Chief executive Michael O'Leary has appealed to higher courts at every stage, and has lost every time. Anyone would think a major airline owning a large stake in its main national rival violates some form of anti-trust principle or something.
Ryanair's reaction to the ruling was characteristically toys-out-of-pram. 'This judgment ignores the fact that the CMA’s Final Report was based on fanciful hypotheses, secretive "evidence" and unsubstantiated assumptions,' said the firm's comms chief Robin Kiely. 'As such, we have instructed our lawyers to appeal this ruling to the UK Supreme Court.'
The low cost carrier has a month to convince the Supreme Court to hear the appeal, and is taking a bold approach.
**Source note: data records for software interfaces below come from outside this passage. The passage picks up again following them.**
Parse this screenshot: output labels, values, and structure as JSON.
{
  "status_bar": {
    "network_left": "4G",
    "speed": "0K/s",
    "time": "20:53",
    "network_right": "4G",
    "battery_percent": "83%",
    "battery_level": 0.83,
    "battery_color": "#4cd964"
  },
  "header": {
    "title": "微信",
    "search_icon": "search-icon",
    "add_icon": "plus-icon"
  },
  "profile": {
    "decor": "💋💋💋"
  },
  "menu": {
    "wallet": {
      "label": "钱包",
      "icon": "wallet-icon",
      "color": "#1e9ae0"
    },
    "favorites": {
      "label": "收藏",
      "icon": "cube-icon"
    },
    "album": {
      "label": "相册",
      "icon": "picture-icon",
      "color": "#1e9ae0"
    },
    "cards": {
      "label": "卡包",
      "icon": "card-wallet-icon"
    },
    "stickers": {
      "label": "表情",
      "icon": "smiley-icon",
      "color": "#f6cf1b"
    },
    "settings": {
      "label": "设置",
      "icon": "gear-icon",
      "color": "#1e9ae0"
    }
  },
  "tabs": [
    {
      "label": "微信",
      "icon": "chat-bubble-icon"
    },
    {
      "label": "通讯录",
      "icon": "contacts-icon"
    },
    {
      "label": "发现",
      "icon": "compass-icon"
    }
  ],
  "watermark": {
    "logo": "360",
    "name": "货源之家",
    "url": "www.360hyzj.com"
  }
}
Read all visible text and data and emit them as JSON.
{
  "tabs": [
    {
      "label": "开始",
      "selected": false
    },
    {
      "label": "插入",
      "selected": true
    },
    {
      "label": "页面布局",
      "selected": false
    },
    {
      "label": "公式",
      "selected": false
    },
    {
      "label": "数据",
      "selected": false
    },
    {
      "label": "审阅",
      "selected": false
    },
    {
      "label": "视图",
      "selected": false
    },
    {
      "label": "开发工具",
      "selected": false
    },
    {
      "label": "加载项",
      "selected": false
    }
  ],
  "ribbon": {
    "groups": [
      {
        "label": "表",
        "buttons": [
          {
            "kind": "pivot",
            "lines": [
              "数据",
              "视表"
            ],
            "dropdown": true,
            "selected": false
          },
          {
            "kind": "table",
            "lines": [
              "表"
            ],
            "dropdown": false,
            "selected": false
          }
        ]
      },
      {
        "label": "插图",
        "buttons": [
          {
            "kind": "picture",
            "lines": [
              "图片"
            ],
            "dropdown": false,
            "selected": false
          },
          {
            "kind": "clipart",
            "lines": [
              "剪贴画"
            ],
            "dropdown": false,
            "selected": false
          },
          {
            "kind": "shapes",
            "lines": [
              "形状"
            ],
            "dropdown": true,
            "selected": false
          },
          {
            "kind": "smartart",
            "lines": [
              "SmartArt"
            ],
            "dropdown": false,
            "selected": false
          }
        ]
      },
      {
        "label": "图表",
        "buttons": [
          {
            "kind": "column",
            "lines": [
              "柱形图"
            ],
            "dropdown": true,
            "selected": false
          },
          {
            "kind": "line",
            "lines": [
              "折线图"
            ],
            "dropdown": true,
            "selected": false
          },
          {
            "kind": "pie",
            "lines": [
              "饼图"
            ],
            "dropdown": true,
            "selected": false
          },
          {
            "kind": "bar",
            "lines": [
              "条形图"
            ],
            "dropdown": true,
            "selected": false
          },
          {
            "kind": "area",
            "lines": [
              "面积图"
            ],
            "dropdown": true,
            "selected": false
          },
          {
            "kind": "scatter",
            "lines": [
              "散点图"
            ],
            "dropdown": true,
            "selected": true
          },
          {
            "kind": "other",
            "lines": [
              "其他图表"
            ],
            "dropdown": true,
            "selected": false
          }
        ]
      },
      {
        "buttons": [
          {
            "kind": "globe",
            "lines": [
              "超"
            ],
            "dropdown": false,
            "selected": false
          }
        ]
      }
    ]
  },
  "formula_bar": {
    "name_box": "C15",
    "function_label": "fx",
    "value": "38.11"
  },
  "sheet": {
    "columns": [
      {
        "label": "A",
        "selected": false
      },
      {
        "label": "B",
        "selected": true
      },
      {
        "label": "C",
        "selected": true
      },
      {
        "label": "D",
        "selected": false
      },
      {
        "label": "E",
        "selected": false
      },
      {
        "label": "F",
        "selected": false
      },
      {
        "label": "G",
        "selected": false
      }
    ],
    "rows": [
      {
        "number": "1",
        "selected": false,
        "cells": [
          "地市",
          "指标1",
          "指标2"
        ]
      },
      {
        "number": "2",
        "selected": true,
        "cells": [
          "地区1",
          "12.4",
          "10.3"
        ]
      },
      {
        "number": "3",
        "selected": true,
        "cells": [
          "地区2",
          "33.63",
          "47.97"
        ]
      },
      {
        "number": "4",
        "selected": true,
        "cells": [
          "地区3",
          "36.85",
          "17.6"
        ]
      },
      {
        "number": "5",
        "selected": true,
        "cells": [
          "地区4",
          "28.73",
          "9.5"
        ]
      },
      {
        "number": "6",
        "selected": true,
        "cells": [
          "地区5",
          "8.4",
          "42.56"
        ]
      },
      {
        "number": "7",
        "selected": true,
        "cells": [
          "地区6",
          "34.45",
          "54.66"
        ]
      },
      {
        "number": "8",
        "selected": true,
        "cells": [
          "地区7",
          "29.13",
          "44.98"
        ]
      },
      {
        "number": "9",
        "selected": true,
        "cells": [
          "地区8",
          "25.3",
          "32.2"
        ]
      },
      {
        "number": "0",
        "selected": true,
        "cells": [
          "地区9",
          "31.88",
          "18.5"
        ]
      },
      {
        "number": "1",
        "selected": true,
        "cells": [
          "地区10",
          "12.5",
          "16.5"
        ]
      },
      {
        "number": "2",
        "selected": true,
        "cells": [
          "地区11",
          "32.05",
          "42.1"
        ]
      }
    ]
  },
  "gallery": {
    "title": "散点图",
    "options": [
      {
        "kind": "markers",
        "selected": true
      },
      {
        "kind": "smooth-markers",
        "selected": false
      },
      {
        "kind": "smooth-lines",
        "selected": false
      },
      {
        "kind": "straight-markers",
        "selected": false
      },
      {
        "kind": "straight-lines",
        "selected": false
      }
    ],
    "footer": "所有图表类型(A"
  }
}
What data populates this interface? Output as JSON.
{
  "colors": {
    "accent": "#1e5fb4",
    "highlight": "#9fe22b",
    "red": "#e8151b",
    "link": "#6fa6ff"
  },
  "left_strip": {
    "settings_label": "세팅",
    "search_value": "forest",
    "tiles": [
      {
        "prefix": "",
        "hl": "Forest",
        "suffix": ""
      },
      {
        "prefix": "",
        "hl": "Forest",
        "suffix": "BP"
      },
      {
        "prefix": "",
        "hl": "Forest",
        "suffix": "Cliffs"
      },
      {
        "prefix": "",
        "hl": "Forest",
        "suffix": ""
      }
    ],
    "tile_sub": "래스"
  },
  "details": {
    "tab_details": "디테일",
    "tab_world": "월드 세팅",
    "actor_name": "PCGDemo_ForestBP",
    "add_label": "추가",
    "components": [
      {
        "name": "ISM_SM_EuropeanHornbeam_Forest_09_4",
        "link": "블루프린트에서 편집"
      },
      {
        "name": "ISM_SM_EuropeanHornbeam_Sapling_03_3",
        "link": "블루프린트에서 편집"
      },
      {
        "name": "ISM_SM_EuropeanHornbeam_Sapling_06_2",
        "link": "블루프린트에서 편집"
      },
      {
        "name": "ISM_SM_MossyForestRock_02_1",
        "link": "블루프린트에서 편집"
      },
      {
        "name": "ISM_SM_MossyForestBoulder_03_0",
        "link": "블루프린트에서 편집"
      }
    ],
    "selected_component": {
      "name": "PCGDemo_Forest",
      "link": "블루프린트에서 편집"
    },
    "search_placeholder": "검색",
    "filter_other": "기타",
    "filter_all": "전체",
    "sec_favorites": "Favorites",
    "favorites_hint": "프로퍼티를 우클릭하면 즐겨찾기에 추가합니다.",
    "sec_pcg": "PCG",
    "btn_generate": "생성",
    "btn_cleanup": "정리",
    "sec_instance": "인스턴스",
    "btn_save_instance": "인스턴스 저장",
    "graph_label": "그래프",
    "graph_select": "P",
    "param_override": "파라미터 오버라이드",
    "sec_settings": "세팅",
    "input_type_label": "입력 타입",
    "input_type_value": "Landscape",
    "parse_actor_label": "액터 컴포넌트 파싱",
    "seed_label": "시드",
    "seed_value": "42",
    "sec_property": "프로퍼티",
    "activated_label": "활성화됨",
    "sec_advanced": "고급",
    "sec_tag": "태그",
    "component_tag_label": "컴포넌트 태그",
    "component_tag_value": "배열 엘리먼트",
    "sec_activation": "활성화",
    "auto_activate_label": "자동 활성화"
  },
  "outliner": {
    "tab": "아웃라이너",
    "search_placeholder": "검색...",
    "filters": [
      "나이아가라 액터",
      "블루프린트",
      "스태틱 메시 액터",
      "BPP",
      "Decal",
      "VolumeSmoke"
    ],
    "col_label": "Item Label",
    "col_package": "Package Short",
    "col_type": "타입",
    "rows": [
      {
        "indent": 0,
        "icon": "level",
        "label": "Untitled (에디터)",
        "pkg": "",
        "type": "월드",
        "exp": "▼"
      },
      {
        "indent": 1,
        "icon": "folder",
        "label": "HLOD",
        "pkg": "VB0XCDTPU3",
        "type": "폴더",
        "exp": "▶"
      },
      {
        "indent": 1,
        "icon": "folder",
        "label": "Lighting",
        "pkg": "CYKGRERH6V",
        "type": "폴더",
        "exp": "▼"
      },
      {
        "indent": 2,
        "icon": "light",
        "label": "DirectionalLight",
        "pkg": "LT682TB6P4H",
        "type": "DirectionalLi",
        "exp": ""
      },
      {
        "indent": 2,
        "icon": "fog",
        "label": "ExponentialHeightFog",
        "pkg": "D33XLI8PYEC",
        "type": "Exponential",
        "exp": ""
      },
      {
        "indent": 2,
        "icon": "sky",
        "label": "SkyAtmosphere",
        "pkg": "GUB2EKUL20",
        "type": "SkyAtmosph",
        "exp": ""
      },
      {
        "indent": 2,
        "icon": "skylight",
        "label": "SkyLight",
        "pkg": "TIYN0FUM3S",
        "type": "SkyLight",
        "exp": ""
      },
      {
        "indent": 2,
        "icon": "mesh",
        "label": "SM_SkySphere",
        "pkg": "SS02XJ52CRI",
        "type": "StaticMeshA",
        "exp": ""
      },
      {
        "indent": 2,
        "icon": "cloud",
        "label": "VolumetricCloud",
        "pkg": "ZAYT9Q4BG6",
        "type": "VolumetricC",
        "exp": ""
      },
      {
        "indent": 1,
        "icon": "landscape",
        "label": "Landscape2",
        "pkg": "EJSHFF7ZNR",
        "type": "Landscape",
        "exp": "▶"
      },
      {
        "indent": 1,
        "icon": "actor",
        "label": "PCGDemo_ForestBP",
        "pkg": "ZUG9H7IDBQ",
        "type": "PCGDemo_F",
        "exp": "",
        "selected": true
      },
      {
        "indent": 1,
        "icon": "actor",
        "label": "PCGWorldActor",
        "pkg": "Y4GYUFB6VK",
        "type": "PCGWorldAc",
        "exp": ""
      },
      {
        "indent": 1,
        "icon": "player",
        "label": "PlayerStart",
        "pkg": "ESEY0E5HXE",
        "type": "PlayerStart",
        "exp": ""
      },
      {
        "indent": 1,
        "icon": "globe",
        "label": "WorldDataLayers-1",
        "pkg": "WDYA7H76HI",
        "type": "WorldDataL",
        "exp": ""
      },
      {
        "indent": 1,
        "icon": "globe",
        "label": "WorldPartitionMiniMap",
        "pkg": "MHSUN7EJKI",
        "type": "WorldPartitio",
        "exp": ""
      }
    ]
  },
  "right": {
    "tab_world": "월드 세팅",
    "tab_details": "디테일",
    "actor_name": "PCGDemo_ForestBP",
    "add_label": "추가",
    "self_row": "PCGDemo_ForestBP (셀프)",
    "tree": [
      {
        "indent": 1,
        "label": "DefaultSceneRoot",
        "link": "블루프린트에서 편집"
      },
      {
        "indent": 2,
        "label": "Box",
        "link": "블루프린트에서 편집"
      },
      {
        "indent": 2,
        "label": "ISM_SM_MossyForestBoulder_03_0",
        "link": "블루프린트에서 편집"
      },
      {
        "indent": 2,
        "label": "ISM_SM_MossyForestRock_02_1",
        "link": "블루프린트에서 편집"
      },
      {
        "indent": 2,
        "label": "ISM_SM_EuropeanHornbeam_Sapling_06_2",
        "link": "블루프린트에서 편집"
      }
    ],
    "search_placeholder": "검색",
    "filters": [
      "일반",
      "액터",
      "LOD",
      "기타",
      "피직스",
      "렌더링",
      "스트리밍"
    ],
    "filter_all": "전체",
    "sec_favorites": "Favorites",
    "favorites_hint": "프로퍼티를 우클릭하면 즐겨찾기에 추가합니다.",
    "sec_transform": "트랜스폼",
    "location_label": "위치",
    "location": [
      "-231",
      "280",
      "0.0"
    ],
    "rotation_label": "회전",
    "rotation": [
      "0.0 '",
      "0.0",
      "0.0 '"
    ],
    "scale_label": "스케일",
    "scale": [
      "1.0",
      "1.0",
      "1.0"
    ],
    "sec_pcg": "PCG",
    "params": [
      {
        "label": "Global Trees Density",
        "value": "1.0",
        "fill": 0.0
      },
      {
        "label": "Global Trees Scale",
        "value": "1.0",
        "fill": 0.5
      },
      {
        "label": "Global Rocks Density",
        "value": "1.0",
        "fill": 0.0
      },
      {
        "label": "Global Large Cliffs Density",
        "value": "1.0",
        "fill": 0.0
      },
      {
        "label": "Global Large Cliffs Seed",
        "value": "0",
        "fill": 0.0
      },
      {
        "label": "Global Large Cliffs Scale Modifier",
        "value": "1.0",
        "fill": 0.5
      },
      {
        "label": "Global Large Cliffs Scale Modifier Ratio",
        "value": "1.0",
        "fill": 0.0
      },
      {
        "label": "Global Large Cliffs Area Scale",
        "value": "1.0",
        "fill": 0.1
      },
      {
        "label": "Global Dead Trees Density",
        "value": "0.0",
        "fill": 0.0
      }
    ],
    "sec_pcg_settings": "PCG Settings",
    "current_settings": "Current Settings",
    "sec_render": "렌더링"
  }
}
The Court of Appeal decision, it says, 'raises human rights issues of significant public importance, including the scope of protection offered to businesses by the right to property'. Because competition authorities have never heard that one before.
If the Supreme Court decides that its human rights haven't in fact been violated (how can something that is not human have human rights, MT wonders?), Ryanair will be forced to get rid of 24% of Aer Lingus, which plays right into the hands of playground rival IAG.
The BA-Iberia owner recently upped its 2014 bid for Aer Lingus to €1.35bn (£1bn), which Ryanair argues disproves the CMA's argument that its stake deters potential takeovers. The success of IAG's bid currently depends on the agreement of both Ryanair (fat chance) and the Irish government, which holds a 25% stake. If Ryanair has to sell, getting the bid approved becomes a whole lot easier.
O'Leary has said Ryanair's stake is for sale, but he clearly isn't happy being forced into it. Ryanair doesn't have to sell while an appeal is being considered, so it's possible he wants to use the extra time to fight or delay the IAG bid to get better terms. On the other hand, maybe 'Europe's favourite airline' just doesn't like to lose.